This is an issue that must be tackled on many fronts, but perhaps the safeguarding of personal data is a good place to begin. Under the GDPR, charities will need to build sustainable measures for ensuring data privacy into all aspects of their operations. They must  gain explicit consent from donors before processing their personal data. They will need to clearly inform them of the complaints channel open to anybody unhappy with how their data has been processed. They will need to be responsive: donor requests concerning access to their data must be actioned in a timely fashion, and where a data breach occurs and a donor’s data is clearly at risk, the charity must notify them with all due haste. In addition, they must respect their donor’s right to be forgotten and, upon request, delete any personal data that is not necessary for contractual purposes.

These are only some of the obligations that Ireland’s charities must attend to between now and May 2018. As we said before, no mean feat. However, a positive and energetic engagement with the incoming regulations will greatly benefit the charities in question, sending a clear message to prospective donors that their personal data is highly valued and will be rigorously protected. In the vital effort to rebuild public trust post 2016, this will count for a lot.
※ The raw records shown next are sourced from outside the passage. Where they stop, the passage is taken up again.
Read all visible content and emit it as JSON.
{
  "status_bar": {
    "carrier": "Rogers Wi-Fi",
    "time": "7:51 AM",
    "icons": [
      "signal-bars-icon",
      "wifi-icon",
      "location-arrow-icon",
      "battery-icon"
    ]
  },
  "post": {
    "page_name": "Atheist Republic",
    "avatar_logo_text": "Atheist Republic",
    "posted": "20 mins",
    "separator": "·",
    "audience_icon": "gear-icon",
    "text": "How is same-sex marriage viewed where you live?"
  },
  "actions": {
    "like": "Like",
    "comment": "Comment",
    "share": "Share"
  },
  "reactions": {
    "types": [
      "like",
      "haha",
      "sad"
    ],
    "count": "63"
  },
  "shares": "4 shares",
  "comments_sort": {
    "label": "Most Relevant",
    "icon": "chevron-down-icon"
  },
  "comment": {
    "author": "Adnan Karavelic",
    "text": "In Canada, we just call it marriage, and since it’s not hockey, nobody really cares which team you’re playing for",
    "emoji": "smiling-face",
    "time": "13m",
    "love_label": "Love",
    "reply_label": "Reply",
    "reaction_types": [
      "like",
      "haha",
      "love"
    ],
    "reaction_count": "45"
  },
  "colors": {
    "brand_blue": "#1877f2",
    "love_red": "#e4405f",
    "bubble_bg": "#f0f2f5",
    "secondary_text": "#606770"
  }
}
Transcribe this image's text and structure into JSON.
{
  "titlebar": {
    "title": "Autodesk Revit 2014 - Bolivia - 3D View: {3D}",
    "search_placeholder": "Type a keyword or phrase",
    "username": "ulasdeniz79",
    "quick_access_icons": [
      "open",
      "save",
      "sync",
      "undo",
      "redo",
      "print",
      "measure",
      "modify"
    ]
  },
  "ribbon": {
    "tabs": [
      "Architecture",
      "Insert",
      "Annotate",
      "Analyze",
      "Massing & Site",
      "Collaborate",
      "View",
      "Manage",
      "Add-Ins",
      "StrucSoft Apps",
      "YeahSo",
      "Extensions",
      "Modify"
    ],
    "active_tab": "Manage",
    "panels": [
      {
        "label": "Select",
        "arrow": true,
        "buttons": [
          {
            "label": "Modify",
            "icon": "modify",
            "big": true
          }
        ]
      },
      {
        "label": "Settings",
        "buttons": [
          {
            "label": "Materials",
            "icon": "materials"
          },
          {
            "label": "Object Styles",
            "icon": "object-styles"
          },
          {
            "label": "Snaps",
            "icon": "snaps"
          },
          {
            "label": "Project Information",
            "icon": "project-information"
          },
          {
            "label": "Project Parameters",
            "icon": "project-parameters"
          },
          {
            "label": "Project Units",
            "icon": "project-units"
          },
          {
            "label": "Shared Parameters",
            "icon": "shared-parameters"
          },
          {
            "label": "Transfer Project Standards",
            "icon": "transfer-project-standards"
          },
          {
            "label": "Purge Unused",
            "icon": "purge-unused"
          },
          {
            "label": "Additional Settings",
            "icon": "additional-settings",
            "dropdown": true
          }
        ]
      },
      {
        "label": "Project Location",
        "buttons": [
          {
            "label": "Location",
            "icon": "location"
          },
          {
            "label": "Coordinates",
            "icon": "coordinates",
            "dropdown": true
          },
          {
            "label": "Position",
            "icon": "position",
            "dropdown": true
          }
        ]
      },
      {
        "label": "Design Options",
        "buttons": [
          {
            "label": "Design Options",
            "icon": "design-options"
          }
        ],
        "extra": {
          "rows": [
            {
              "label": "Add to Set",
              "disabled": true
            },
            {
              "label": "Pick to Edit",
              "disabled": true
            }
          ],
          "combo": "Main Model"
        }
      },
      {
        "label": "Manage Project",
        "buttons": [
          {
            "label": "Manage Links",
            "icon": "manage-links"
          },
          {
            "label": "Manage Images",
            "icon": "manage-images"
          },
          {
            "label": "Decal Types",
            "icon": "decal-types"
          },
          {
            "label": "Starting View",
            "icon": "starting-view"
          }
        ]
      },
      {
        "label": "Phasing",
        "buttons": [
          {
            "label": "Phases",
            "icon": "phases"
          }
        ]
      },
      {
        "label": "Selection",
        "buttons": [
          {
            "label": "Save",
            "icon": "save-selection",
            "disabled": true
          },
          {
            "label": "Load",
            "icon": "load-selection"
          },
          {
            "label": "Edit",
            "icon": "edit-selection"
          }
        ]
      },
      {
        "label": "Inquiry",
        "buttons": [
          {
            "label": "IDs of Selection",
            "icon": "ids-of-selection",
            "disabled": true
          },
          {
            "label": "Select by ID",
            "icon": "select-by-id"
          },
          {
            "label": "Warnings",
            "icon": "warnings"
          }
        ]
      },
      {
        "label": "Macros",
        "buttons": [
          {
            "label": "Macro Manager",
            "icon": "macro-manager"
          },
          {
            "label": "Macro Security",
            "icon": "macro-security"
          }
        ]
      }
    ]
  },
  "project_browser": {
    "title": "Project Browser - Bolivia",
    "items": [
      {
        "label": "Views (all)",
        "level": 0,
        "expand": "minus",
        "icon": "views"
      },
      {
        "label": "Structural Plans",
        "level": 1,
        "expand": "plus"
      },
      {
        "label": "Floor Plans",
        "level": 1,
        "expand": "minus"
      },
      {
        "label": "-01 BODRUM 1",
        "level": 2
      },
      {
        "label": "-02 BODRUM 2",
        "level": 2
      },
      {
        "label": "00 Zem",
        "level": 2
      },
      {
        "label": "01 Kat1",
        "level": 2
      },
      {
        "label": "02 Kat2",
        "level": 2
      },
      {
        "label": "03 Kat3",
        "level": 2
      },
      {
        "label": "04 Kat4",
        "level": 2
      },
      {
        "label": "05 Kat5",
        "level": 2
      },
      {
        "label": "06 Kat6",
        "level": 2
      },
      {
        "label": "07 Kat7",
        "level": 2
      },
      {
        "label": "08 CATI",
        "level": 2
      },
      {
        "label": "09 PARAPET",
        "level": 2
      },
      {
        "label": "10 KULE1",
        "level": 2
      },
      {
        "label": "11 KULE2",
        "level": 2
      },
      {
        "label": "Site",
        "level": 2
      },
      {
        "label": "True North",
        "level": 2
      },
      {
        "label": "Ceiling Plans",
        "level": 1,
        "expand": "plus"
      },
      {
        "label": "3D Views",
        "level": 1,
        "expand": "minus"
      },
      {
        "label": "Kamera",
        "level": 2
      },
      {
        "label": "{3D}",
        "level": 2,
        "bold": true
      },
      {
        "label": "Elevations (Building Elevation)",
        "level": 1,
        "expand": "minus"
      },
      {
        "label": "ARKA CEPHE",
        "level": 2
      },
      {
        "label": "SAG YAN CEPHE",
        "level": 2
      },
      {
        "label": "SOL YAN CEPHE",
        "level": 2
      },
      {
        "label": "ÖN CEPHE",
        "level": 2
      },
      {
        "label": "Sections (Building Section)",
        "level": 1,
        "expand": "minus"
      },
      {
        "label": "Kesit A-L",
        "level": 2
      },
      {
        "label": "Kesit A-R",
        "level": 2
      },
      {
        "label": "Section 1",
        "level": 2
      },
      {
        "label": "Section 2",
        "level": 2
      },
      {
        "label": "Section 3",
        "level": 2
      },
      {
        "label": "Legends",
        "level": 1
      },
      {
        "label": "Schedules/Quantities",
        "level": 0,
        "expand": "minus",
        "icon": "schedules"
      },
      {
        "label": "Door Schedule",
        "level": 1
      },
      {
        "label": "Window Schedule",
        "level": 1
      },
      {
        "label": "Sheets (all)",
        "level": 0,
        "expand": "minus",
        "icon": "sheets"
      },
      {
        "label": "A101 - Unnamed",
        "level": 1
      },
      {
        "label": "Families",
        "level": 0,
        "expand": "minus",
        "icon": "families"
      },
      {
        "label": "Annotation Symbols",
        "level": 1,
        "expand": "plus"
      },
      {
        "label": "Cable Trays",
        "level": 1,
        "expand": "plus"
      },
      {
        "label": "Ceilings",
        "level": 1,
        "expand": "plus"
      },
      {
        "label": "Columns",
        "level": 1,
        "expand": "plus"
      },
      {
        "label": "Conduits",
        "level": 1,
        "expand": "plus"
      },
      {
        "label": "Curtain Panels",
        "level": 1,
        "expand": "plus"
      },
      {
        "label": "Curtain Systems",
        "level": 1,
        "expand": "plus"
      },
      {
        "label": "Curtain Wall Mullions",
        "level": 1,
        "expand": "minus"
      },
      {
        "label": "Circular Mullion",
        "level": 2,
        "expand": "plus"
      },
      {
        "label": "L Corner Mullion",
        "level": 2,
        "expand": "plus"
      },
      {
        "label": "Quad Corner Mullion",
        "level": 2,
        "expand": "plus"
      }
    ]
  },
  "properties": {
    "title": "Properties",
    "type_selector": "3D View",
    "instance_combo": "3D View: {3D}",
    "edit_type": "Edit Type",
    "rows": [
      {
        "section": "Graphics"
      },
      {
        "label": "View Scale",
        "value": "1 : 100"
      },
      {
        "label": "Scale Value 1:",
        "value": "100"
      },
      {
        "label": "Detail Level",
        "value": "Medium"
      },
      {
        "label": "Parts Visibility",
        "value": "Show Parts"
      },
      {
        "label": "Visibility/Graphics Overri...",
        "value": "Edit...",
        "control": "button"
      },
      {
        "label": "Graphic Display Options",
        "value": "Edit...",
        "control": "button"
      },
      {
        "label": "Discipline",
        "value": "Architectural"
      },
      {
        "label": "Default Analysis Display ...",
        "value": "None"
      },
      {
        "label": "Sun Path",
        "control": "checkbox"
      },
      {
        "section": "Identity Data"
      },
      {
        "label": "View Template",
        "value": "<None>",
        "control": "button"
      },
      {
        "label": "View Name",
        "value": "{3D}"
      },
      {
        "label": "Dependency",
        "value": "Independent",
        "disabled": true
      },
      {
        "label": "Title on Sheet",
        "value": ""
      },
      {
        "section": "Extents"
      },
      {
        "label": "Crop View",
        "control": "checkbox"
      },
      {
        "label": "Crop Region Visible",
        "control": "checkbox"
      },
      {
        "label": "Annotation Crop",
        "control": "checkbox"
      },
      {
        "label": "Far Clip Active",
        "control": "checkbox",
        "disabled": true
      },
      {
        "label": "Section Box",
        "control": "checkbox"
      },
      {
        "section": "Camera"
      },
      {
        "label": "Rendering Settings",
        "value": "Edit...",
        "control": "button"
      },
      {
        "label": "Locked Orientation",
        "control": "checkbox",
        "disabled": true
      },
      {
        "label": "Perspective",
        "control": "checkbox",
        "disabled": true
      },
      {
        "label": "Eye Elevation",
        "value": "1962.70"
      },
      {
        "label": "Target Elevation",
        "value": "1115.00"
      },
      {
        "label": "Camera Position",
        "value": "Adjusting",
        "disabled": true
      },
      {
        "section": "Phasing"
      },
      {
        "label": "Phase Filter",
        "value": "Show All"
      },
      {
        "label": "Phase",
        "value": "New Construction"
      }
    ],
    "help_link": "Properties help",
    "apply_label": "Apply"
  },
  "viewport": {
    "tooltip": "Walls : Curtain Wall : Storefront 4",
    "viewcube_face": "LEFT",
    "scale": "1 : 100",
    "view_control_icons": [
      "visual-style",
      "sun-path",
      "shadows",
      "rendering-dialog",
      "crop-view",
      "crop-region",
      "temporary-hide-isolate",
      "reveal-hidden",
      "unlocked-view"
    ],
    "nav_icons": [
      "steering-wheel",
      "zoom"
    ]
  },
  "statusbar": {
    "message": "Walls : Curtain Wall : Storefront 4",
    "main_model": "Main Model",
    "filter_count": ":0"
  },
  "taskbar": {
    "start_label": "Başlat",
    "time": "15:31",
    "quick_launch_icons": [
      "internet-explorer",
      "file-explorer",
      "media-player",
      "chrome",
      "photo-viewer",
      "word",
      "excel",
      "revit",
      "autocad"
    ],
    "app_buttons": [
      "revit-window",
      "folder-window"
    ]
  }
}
To ensure that charities are fully prepared for the GDPR, Charities Institute Ireland will be hosting a professional certificate in Data Protection on February 22nd 2017.